■ Exercise brief ■
Can you restate the records below word for word?

▬▬▬▬▬▬▬▬▬▬

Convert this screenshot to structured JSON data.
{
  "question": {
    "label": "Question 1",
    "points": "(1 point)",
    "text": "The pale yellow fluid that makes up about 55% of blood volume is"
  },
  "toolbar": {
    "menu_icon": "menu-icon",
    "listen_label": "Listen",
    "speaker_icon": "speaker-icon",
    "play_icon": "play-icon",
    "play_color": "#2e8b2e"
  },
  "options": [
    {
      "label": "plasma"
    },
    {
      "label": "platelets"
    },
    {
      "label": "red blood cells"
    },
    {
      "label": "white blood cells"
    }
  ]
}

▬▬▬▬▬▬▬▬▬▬

■ Result of this exercise ■
Convert this screenshot to structured JSON data.
{
  "question": {
    "label": "Question 1",
    "points": "(1 point)",
    "text": "The pale yellow fluid that makes up about 55% of blood volume is"
  },
  "toolbar": {
    "menu_icon": "menu-icon",
    "listen_label": "Listen",
    "speaker_icon": "speaker-icon",
    "play_icon": "play-icon",
    "play_color": "#2e8b2e"
  },
  "options": [
    {
      "label": "plasma"
    },
    {
      "label": "platelets"
    },
    {
      "label": "red blood cells"
    },
    {
      "label": "white blood cells"
    }
  ]
}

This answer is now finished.